Non-licensed, Notifiable Non-licensed and Licensed Work

Work with asbestos is split into three different categories: (1) Non-licensed, (2) Notifiable Non-licensed and (3) Licensed work (depending on a variety of factors).

Non-licensed work

Some examples of non-licensed work can include the drilling/cutting of a decorative render containing asbestos to fit fixtures and fittings, such as lights. Removing an undamaged asbestos cement roof on a garage. For a full description of what is classed as non-licensed work, please visit the HSE.

Notifiable Non-Licensed Work

This is work that does not require a license to carry out, but is notifiable. The work needs to be notified to the relevant authority. The person/company performing the work will have to decide whether the work is notifiable or not. An example could be removing an asbestos cement off of a garage roof as in the above example, but during the removal the roof will be broken into smaller pieces.

Licensed Work

This is work involving asbestos that can only be carried by a person/company with the correct license to allow them to perform the work.

What are my responsibilities with asbestos as a homeowner?

If the asbestos containing material is in good condition, i.e. showing no signs of wear or damage than the HSE’s advice is to leave them where they are. If you have not had training for non-licensed asbestos work don’t attempt to remove or repair any material that you either know or suspect contains asbestos and again contact your local authorities environmental officer.

Although any tradesperson you employ in your home should be prepared and be aware of the risks around asbestos, if you are aware that there is asbestos present in your home, ensure that you inform any trades person who is carrying out work on your behalf.

What are my responsibilities with asbestos as a tradesperson?

It’s important to remember that as a tradesperson there is a high likelihood that you will at some point come into contact with materials containing asbestos. There are still approximately 20 tradespeople dying each week due to asbestos related diseases.

It is also important to remember that you have certain responsibilities under the health and safety at work act and the asbestos act when it comes to your own and others welfare.

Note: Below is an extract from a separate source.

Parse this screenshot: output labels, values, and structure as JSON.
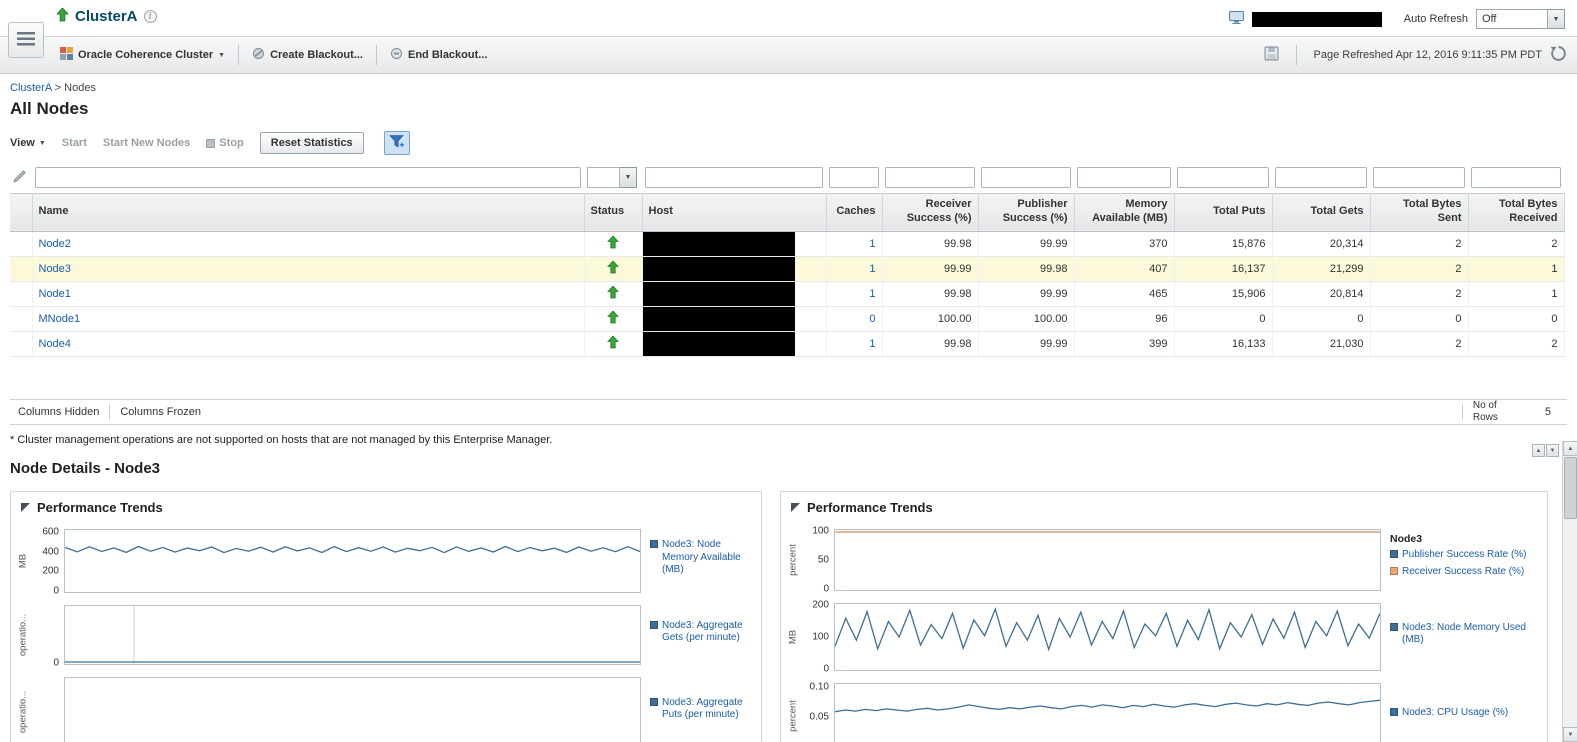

For an in-depth look at roles and responsibilities, please visit the HSE’s website.

The best rule of thumb to follow is that if the work you plan on carrying out is work that will involve disturbing something, which has the potential to contain asbestos and is not either notifiable or licensed work, is to treat it as if asbestos is present and follow the guidelines laid down by the HSE in their guidance documents.